Dataset excerpts
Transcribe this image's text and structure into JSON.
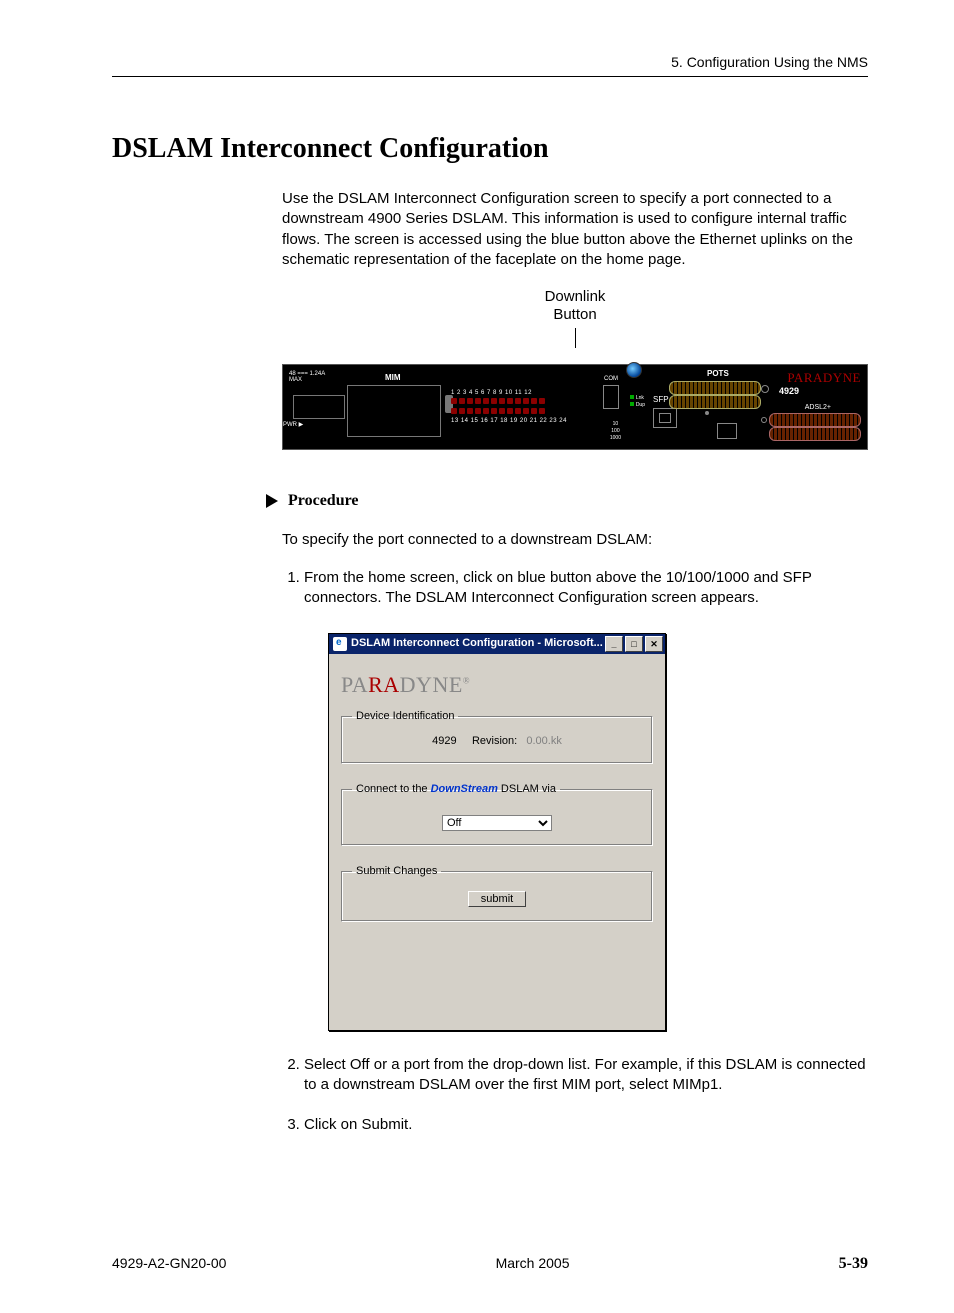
{
  "header": {
    "chapter": "5. Configuration Using the NMS"
  },
  "title": "DSLAM Interconnect Configuration",
  "intro": "Use the DSLAM Interconnect Configuration screen to specify a port connected to a downstream 4900 Series DSLAM. This information is used to configure internal traffic flows. The screen is accessed using the blue button above the Ethernet uplinks on the schematic representation of the faceplate on the home page.",
  "callout": {
    "line1": "Downlink",
    "line2": "Button"
  },
  "faceplate": {
    "power_spec": "48 === 1.24A",
    "max": "MAX",
    "pwr": "PWR ▶",
    "mim": "MIM",
    "top_nums": "1  2  3  4  5  6  7  8  9 10 11 12",
    "bot_nums": "13 14 15 16 17 18 19 20 21 22 23 24",
    "com": "COM",
    "speed": "10\n100\n1000",
    "lnk": "Lnk",
    "dup": "Dup",
    "sfp": "SFP",
    "pots": "POTS",
    "brand_pa": "PA",
    "brand_ra": "RA",
    "brand_dyne": "DYNE",
    "model": "4929",
    "adsl": "ADSL2+"
  },
  "procedure": {
    "label": "Procedure",
    "lead": "To specify the port connected to a downstream DSLAM:",
    "steps": [
      "From the home screen, click on blue button above the 10/100/1000 and SFP connectors. The DSLAM Interconnect Configuration screen appears.",
      "Select Off or a port from the drop-down list. For example, if this DSLAM is connected to a downstream DSLAM over the first MIM port, select MIMp1.",
      "Click on Submit."
    ]
  },
  "window": {
    "title": "DSLAM Interconnect Configuration - Microsoft...",
    "brand": {
      "pa": "PA",
      "ra": "RA",
      "dyne": "DYNE",
      "reg": "®"
    },
    "group1": {
      "legend": "Device Identification",
      "model": "4929",
      "rev_label": "Revision:",
      "rev_value": "0.00.kk"
    },
    "group2": {
      "legend_pre": "Connect to the ",
      "legend_em": "DownStream",
      "legend_post": " DSLAM via",
      "selected": "Off"
    },
    "group3": {
      "legend": "Submit Changes",
      "button": "submit"
    },
    "controls": {
      "min": "_",
      "max": "□",
      "close": "✕"
    }
  },
  "footer": {
    "left": "4929-A2-GN20-00",
    "center": "March 2005",
    "right": "5-39"
  }
}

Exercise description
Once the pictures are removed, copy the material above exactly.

Written reply
Transcribe this image's text and structure into JSON.
{
  "header": {
    "chapter": "5. Configuration Using the NMS"
  },
  "title": "DSLAM Interconnect Configuration",
  "intro": "Use the DSLAM Interconnect Configuration screen to specify a port connected to a downstream 4900 Series DSLAM. This information is used to configure internal traffic flows. The screen is accessed using the blue button above the Ethernet uplinks on the schematic representation of the faceplate on the home page.",
  "callout": {
    "line1": "Downlink",
    "line2": "Button"
  },
  "faceplate": {
    "power_spec": "48 === 1.24A",
    "max": "MAX",
    "pwr": "PWR ▶",
    "mim": "MIM",
    "top_nums": "1  2  3  4  5  6  7  8  9 10 11 12",
    "bot_nums": "13 14 15 16 17 18 19 20 21 22 23 24",
    "com": "COM",
    "speed": "10\n100\n1000",
    "lnk": "Lnk",
    "dup": "Dup",
    "sfp": "SFP",
    "pots": "POTS",
    "brand_pa": "PA",
    "brand_ra": "RA",
    "brand_dyne": "DYNE",
    "model": "4929",
    "adsl": "ADSL2+"
  },
  "procedure": {
    "label": "Procedure",
    "lead": "To specify the port connected to a downstream DSLAM:",
    "steps": [
      "From the home screen, click on blue button above the 10/100/1000 and SFP connectors. The DSLAM Interconnect Configuration screen appears.",
      "Select Off or a port from the drop-down list. For example, if this DSLAM is connected to a downstream DSLAM over the first MIM port, select MIMp1.",
      "Click on Submit."
    ]
  },
  "window": {
    "title": "DSLAM Interconnect Configuration - Microsoft...",
    "brand": {
      "pa": "PA",
      "ra": "RA",
      "dyne": "DYNE",
      "reg": "®"
    },
    "group1": {
      "legend": "Device Identification",
      "model": "4929",
      "rev_label": "Revision:",
      "rev_value": "0.00.kk"
    },
    "group2": {
      "legend_pre": "Connect to the ",
      "legend_em": "DownStream",
      "legend_post": " DSLAM via",
      "selected": "Off"
    },
    "group3": {
      "legend": "Submit Changes",
      "button": "submit"
    },
    "controls": {
      "min": "_",
      "max": "□",
      "close": "✕"
    }
  },
  "footer": {
    "left": "4929-A2-GN20-00",
    "center": "March 2005",
    "right": "5-39"
  }
}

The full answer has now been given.